# PROBLEM TO SOLVE:
Without further comment, state how many lines in the listing below contain the word "header".
DATA SUPPLIED START
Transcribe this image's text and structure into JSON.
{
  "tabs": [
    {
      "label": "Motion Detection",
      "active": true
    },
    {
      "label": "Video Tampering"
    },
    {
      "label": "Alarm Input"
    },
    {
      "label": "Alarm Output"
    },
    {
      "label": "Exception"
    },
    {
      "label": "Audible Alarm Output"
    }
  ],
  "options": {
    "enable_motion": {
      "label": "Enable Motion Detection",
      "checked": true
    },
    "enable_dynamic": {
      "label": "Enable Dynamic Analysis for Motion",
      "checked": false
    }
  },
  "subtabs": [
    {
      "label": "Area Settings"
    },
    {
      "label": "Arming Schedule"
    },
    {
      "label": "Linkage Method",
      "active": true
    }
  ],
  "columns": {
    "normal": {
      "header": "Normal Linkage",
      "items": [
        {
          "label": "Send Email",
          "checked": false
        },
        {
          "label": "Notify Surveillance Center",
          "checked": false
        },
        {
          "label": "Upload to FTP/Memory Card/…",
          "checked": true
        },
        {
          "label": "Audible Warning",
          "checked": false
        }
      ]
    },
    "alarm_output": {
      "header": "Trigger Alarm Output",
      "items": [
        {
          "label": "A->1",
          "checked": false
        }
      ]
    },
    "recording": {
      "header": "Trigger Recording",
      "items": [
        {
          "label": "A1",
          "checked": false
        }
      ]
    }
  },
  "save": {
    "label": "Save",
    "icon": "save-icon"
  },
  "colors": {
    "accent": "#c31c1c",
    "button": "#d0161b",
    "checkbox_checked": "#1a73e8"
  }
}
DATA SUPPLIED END
# RESULT FOR THIS EXERCISE:
3